As summarized, the story seems to present few of those little points of interest that delight us. Holmes has, to all intents and purposes, already solved the case before he calls on Watson. Most of the story is told by Holmes in flashback to Watson as his audience, so we don’t even get the joy of their camaraderie. True, this story is remarkable in that it is the closest we ever get to Holmes saying, “Elementary, my dear Watson.”
“I have the advantage of knowing your habits, my dear Watson,” said he.
“Excellent!” I cried.
“Elementary,” said he.
Other notables: The story has a mention of Simpson, a Baker Street Irregular, and in the mongoose, this story has one of the more notable red herrings. The animal footprints Holmes observed were made by Wood’s pet mongoose, a detail that plays absolutely no part in the crime—well, there isn’t even a crime—although it certainly made identification of Wood much easier. This is also one of the few stories in which we have no idea of the aftermath, although some have speculated from Wood’s appearance that he has not much longer to live. Another red herring is the supposed murder weapon, which was actually Wood’s crutch that he’d left behind.
There are two troubling aspects to this story: The first is Barclay’s motivation in betraying Wood to the enemy. If you’re fearing for your life and someone offers to undertake a dangerous mission to get help, are you really going to betray that man? Secondly, should it not have occurred to Wood that if he might be suspected of the colonel’s death, that Mrs. Barclay would fall under the same suspicion? But these are trifling points.

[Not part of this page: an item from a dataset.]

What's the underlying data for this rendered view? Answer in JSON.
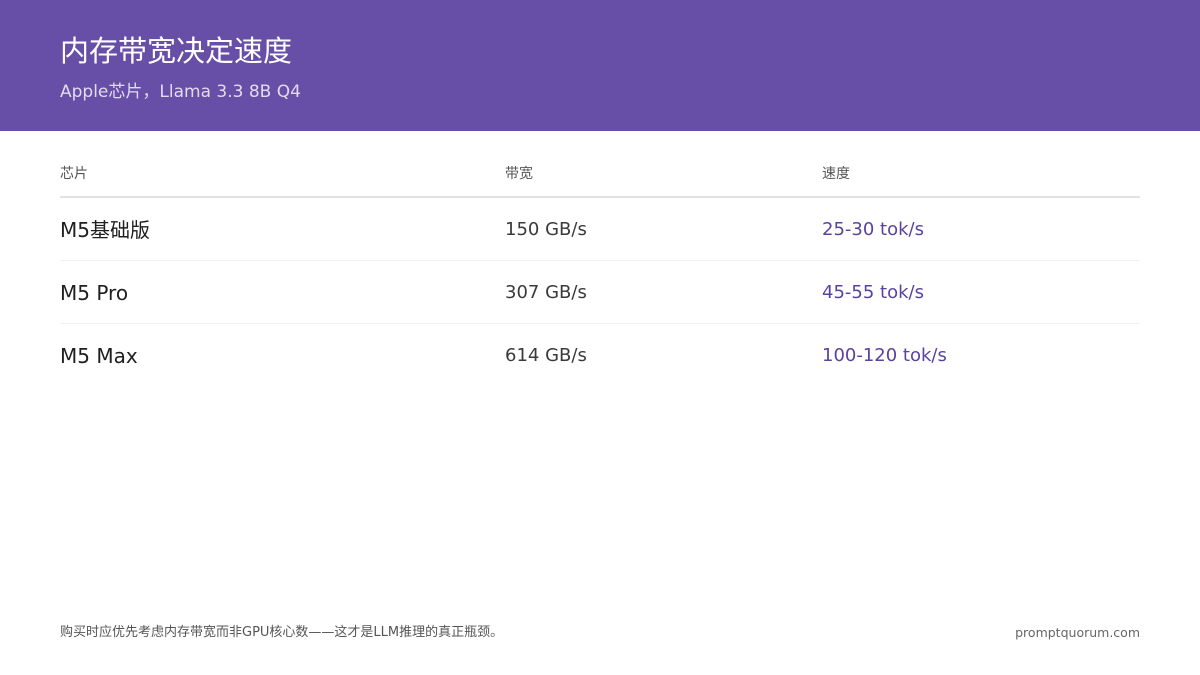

So what makes this such a touching story? Well it’s obvious from the beginning that Holmes has missed his Boswell. Watson, who had been a fixture at Baker Street, has been busy in his practice and no doubt still in the raptures of newly wedded bliss. Holmes calls late enough that Mrs. Watson has gone to bed and then keeps the doctor awake all night relating the details of his investigation. He clearly doesn’t need Watson’s help in apprehending Wood, who offers no resistance, and he could have taken anyone else as a witness (including Major Murphy, who had requested Holmes’ assistance). And despite Holmes calling the mystery “one of the strangest cases which ever perplexed a man’s brain,” I can’t help but think the case is not really that perplexing. And Holmes really should have surmised the presence of the mongoose after learning that Wood had paid for his lodgings with an Indian rupee.

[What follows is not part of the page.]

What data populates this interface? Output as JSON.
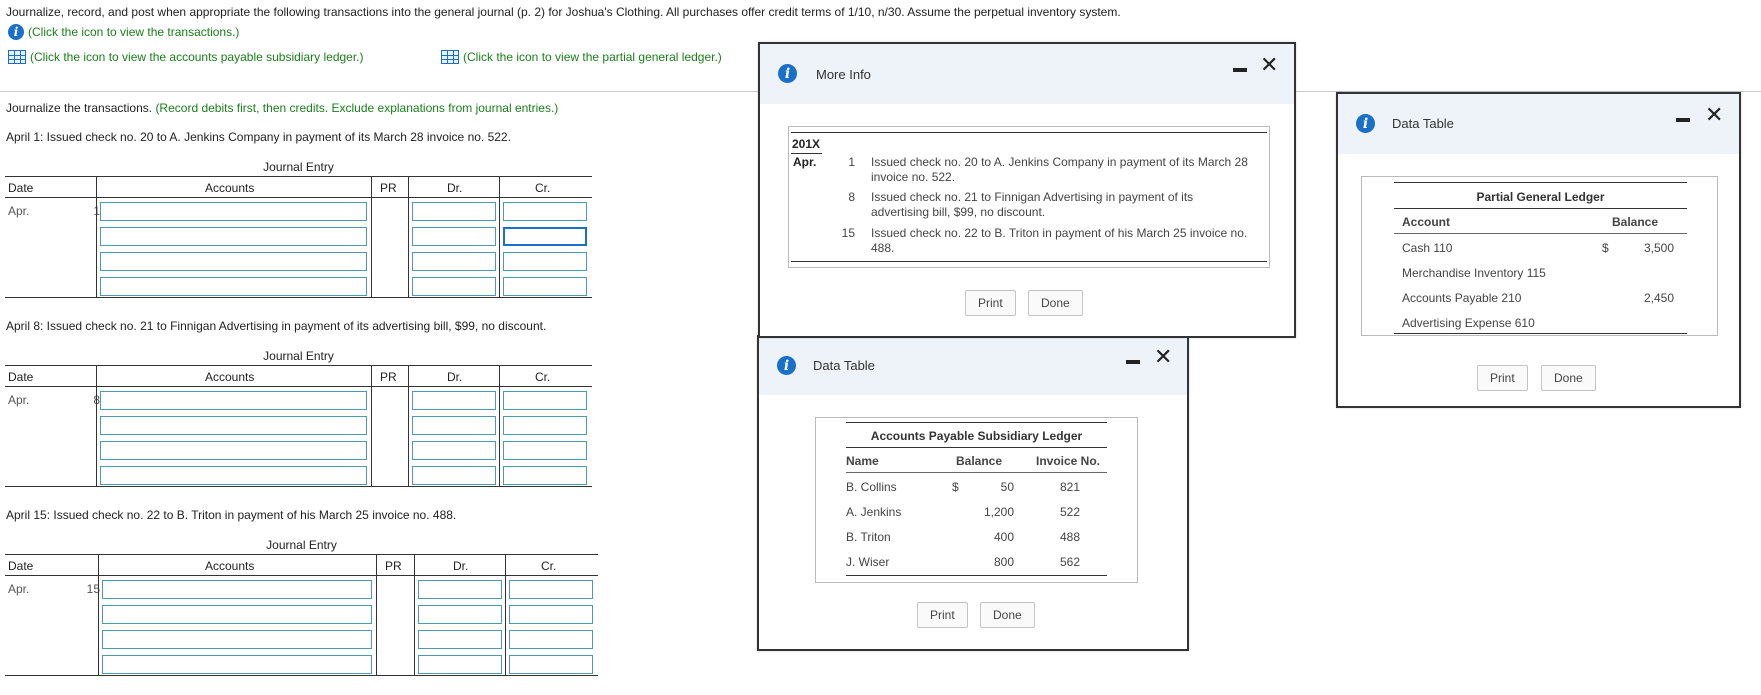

Now I’m not one of those who suspect there were any sexual or romantic relations between Holmes and Watson, but clearly Holmes enjoyed Watson’s company and sorely missed him. He’s pretended that a simple case he’s already essentially solved requires the assistance of his friend. His conversation at the beginning of this story, asking about the drains and asking whether Watson smoked the same tobacco, is clearly an excuse to spend time with his friend. Anyone who suspects Holmes of being an emotionless machine should consider The Crooked Man.